Environmental Justice, Settler Colonialism, and More-than-Humans in the Occupied West Bank provides a first-of-its kind attempt to examine environmental injustices in the occupied West Bank through interdisciplinary perspectives, pointing to the broader settler colonial and neoliberal contexts within which they occur and to their more-than-human implications.
Specifically, we seek to understand what environmental justice—a movement originating from, and rooted in, the United States—means in the context of Palestine/Israel. Moving beyond the settler-native dialectic, we draw attention to the more-than-human flows that occur in the region—which include water, air, waste, cement, trees, donkeys, watermelons, and insects—to consider the dynamic, and often gradational, meanings of frontier, enclosure, and Indigeneity in the West Bank, challenging the all-too-binary assumptions at the core of settler colonialism.

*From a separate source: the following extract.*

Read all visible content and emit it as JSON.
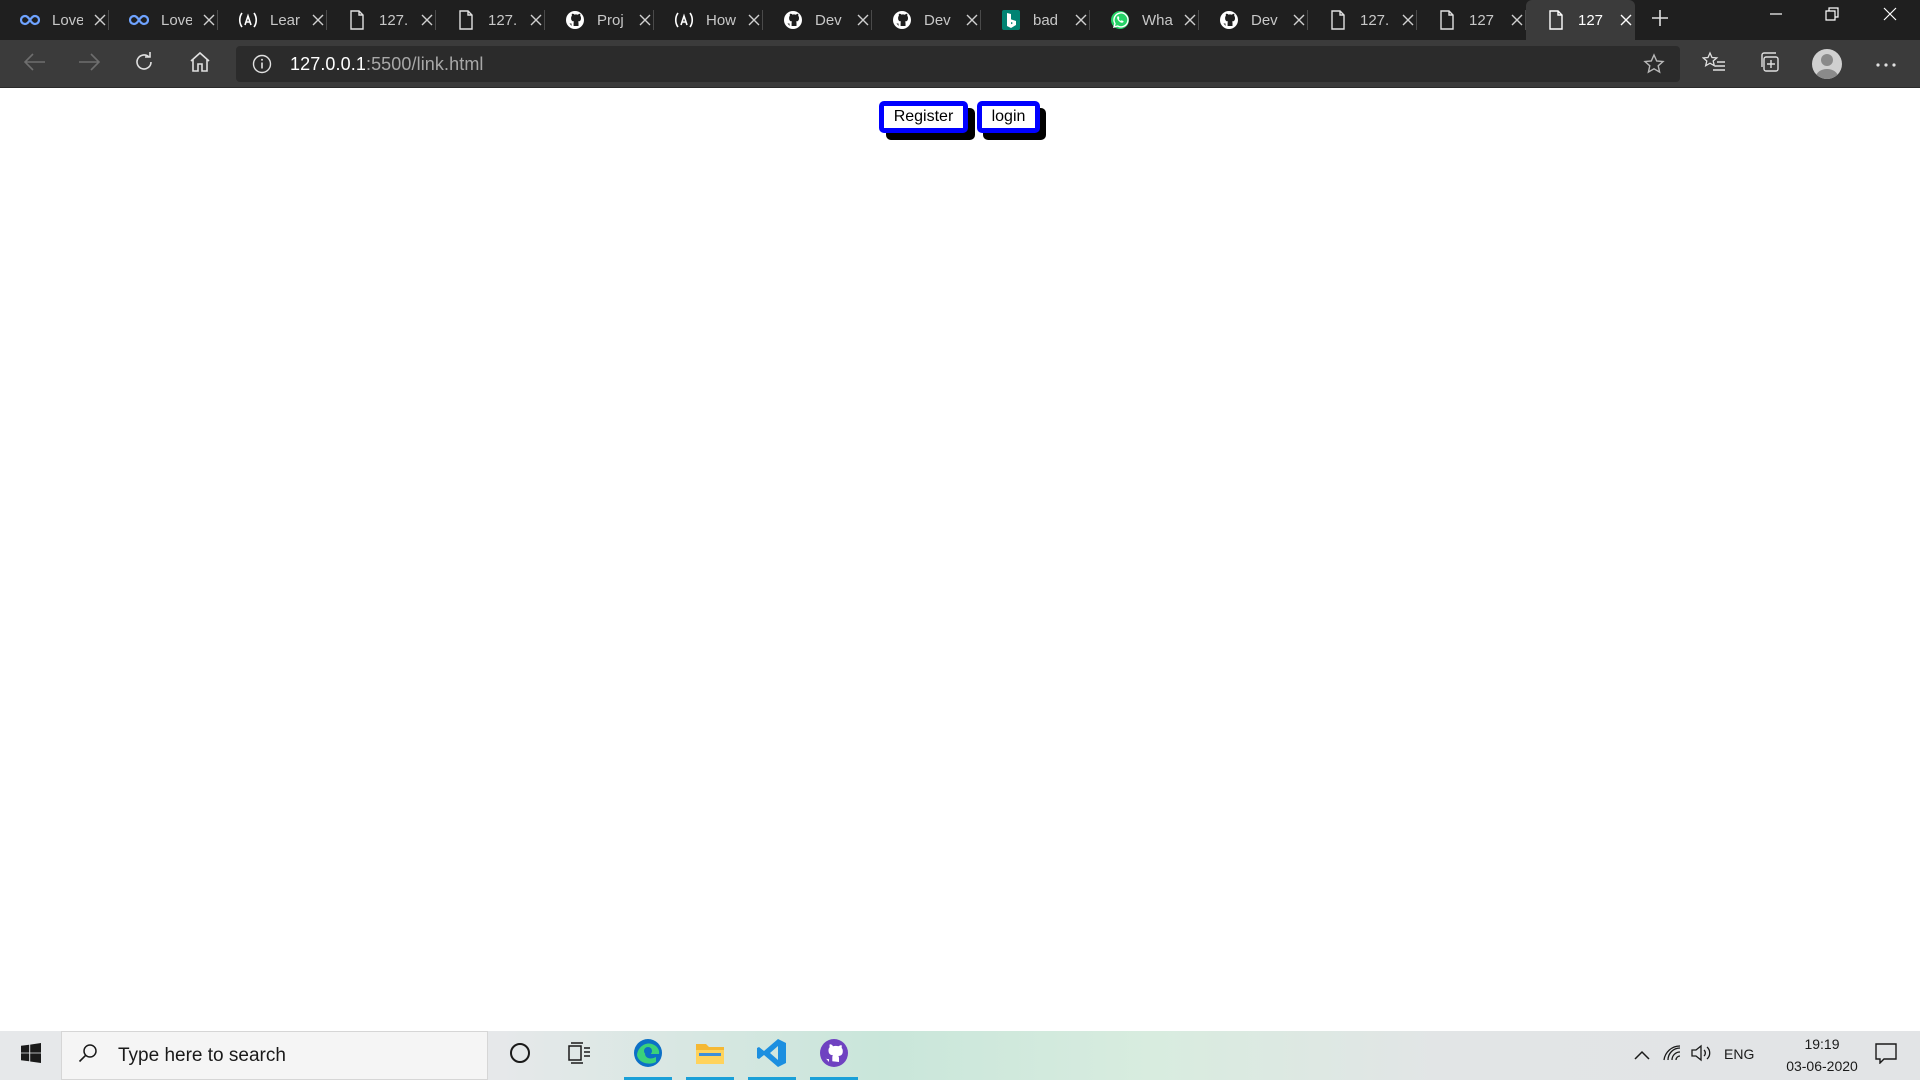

Against the backdrop of the settler colonial project of territorial dispossession and elimination, we illuminate the infrastructural connections and disruptions among lives and matter in the West Bank, interpreting these through the lens of environmental justice. We finally ask what forms of ecological decolonization might emerge from this landscape of accumulating waste, concrete, and ruin. Such alternative visions that move beyond the single axis of settler-native enable the emergence of more nuanced, and even hopeful, ecological imaginaries that focus on sumud, dignity, and recognition.